PROVIDED MATERIAL section start
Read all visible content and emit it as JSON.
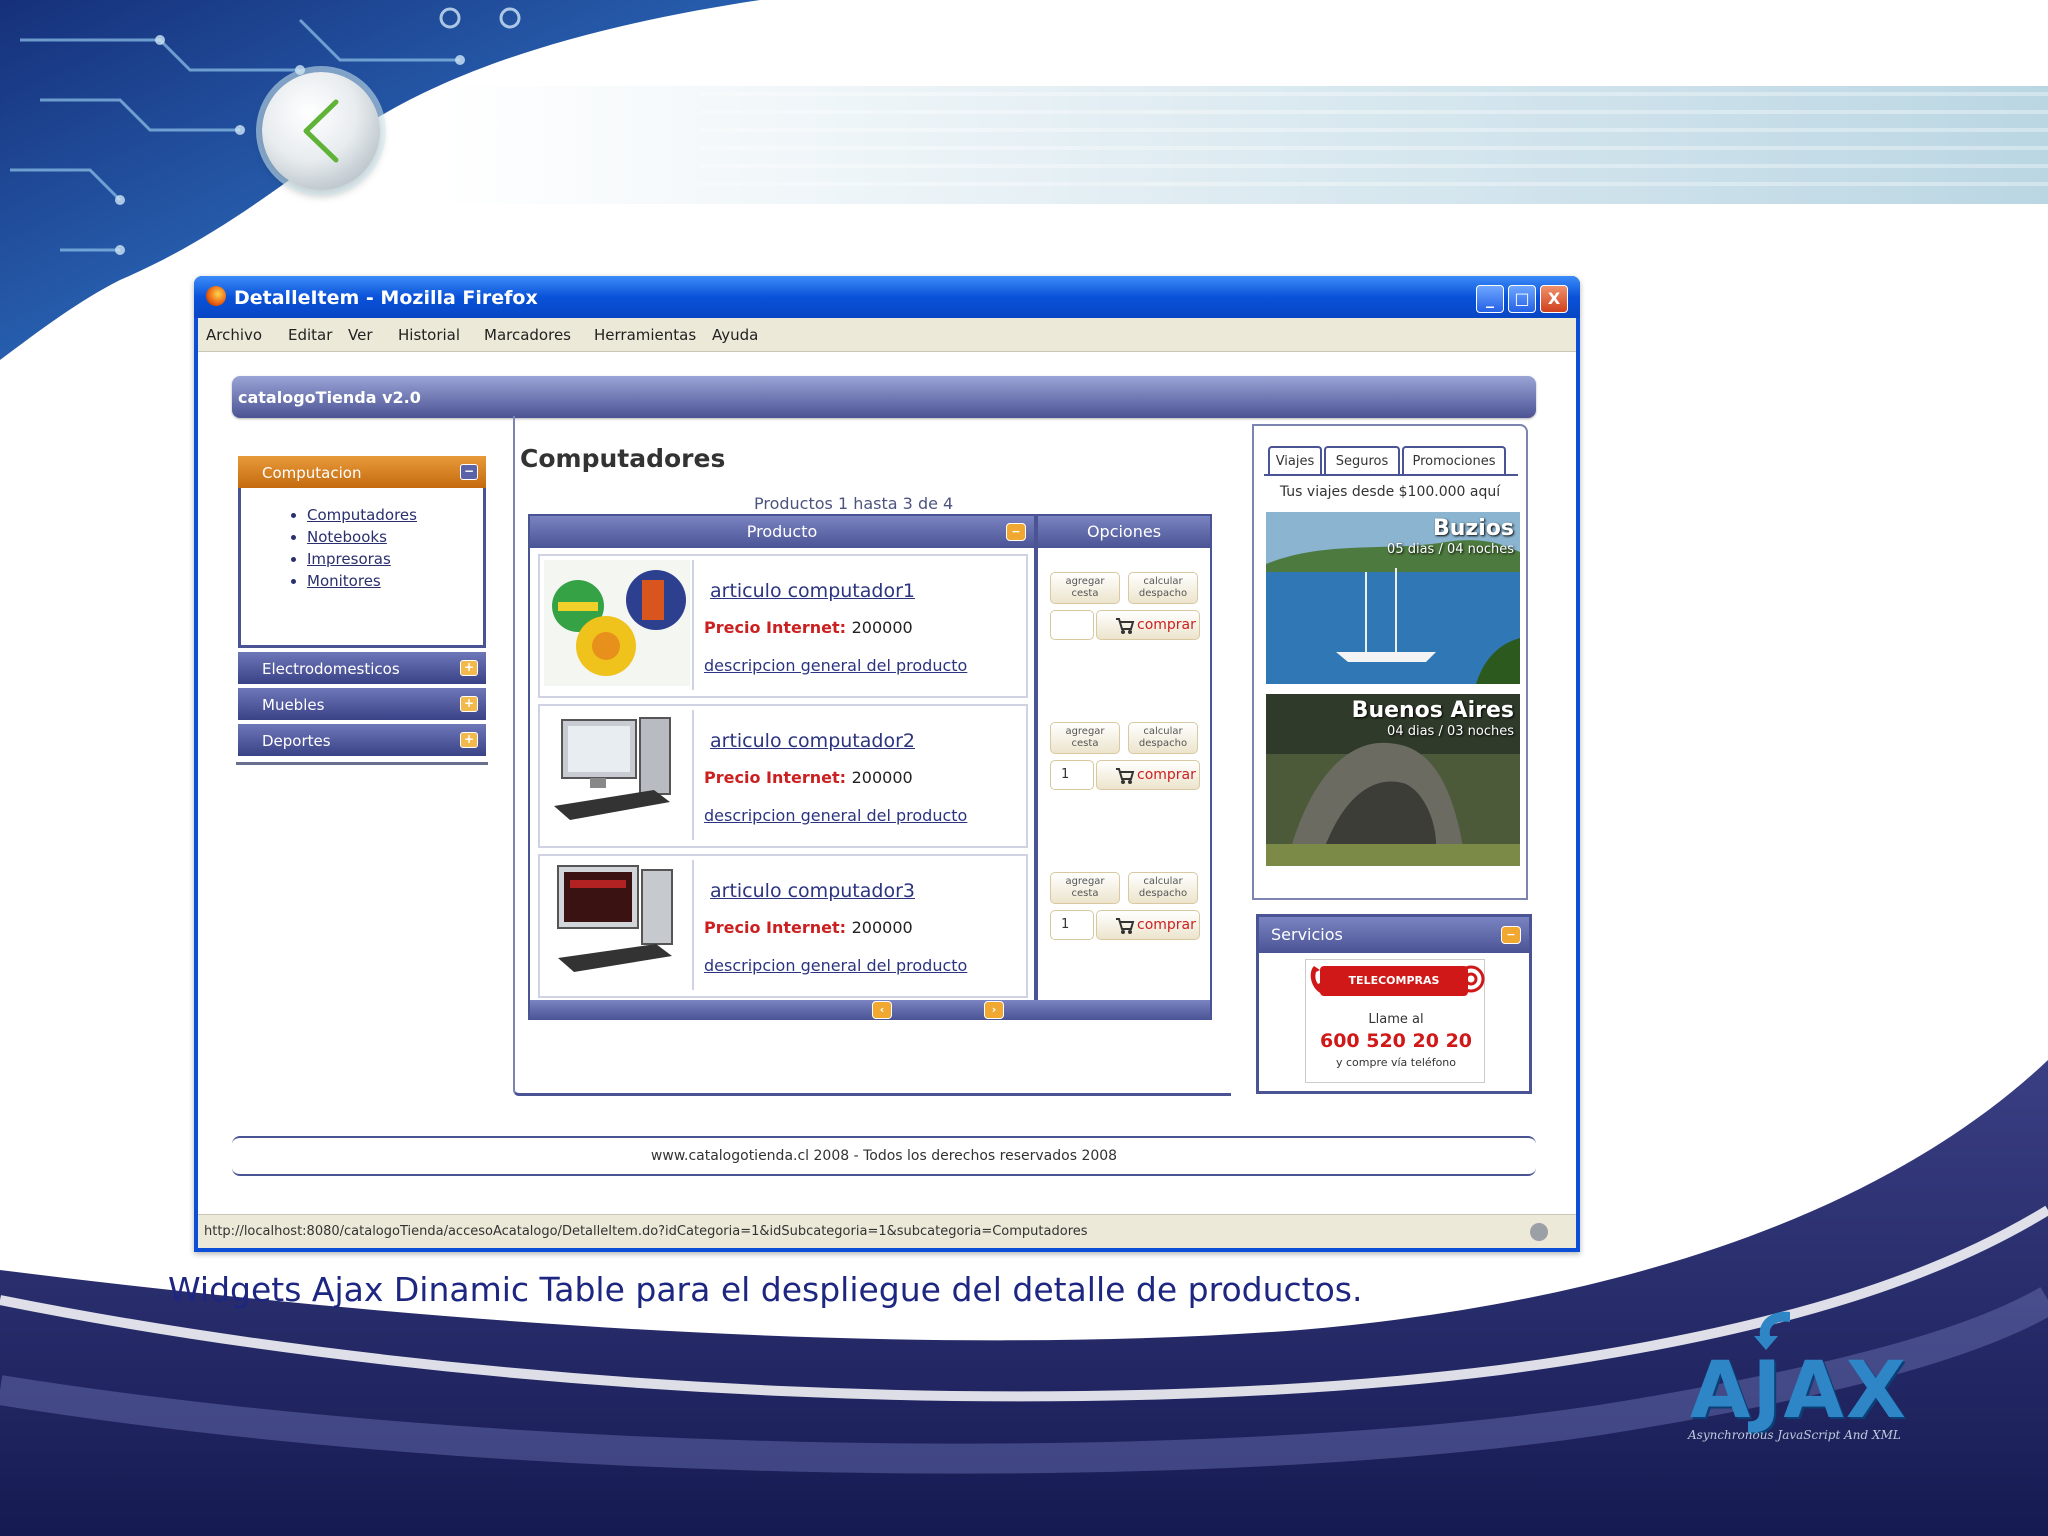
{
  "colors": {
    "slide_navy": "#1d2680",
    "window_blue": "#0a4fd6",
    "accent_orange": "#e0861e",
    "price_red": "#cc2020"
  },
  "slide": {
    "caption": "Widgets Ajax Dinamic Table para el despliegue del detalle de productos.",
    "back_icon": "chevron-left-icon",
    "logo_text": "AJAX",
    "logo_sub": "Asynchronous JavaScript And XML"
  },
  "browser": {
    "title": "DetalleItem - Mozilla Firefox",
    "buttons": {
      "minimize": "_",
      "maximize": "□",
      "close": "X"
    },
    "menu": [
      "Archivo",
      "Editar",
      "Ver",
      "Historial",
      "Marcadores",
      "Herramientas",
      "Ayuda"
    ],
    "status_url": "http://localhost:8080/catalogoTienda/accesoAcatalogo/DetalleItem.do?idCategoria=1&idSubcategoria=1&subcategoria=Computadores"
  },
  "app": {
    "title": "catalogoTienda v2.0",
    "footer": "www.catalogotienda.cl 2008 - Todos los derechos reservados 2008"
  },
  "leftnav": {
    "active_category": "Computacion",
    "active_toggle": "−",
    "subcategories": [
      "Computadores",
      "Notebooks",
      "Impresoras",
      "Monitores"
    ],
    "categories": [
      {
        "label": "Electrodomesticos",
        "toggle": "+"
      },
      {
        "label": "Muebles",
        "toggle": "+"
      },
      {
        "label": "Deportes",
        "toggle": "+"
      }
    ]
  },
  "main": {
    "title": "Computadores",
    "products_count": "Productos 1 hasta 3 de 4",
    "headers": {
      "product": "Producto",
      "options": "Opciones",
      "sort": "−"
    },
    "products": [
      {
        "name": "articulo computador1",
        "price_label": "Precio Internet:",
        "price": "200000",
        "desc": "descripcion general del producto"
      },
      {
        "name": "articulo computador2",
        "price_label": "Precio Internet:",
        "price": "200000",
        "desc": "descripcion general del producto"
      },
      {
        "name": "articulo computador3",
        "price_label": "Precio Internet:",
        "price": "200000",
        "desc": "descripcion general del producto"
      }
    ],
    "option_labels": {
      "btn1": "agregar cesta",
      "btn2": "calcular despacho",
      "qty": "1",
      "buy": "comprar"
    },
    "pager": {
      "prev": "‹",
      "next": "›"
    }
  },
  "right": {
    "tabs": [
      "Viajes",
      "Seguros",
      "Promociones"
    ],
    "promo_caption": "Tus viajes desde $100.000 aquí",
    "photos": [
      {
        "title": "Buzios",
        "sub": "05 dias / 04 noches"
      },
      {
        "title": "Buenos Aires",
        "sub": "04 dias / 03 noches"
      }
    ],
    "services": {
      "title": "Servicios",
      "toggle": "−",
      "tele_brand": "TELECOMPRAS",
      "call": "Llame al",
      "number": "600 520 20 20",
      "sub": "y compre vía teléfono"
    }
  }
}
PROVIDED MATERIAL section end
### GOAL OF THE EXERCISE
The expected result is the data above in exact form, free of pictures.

### ANSWER TO THIS TASK
Read all visible content and emit it as JSON.
{
  "colors": {
    "slide_navy": "#1d2680",
    "window_blue": "#0a4fd6",
    "accent_orange": "#e0861e",
    "price_red": "#cc2020"
  },
  "slide": {
    "caption": "Widgets Ajax Dinamic Table para el despliegue del detalle de productos.",
    "back_icon": "chevron-left-icon",
    "logo_text": "AJAX",
    "logo_sub": "Asynchronous JavaScript And XML"
  },
  "browser": {
    "title": "DetalleItem - Mozilla Firefox",
    "buttons": {
      "minimize": "_",
      "maximize": "□",
      "close": "X"
    },
    "menu": [
      "Archivo",
      "Editar",
      "Ver",
      "Historial",
      "Marcadores",
      "Herramientas",
      "Ayuda"
    ],
    "status_url": "http://localhost:8080/catalogoTienda/accesoAcatalogo/DetalleItem.do?idCategoria=1&idSubcategoria=1&subcategoria=Computadores"
  },
  "app": {
    "title": "catalogoTienda v2.0",
    "footer": "www.catalogotienda.cl 2008 - Todos los derechos reservados 2008"
  },
  "leftnav": {
    "active_category": "Computacion",
    "active_toggle": "−",
    "subcategories": [
      "Computadores",
      "Notebooks",
      "Impresoras",
      "Monitores"
    ],
    "categories": [
      {
        "label": "Electrodomesticos",
        "toggle": "+"
      },
      {
        "label": "Muebles",
        "toggle": "+"
      },
      {
        "label": "Deportes",
        "toggle": "+"
      }
    ]
  },
  "main": {
    "title": "Computadores",
    "products_count": "Productos 1 hasta 3 de 4",
    "headers": {
      "product": "Producto",
      "options": "Opciones",
      "sort": "−"
    },
    "products": [
      {
        "name": "articulo computador1",
        "price_label": "Precio Internet:",
        "price": "200000",
        "desc": "descripcion general del producto"
      },
      {
        "name": "articulo computador2",
        "price_label": "Precio Internet:",
        "price": "200000",
        "desc": "descripcion general del producto"
      },
      {
        "name": "articulo computador3",
        "price_label": "Precio Internet:",
        "price": "200000",
        "desc": "descripcion general del producto"
      }
    ],
    "option_labels": {
      "btn1": "agregar cesta",
      "btn2": "calcular despacho",
      "qty": "1",
      "buy": "comprar"
    },
    "pager": {
      "prev": "‹",
      "next": "›"
    }
  },
  "right": {
    "tabs": [
      "Viajes",
      "Seguros",
      "Promociones"
    ],
    "promo_caption": "Tus viajes desde $100.000 aquí",
    "photos": [
      {
        "title": "Buzios",
        "sub": "05 dias / 04 noches"
      },
      {
        "title": "Buenos Aires",
        "sub": "04 dias / 03 noches"
      }
    ],
    "services": {
      "title": "Servicios",
      "toggle": "−",
      "tele_brand": "TELECOMPRAS",
      "call": "Llame al",
      "number": "600 520 20 20",
      "sub": "y compre vía teléfono"
    }
  }
}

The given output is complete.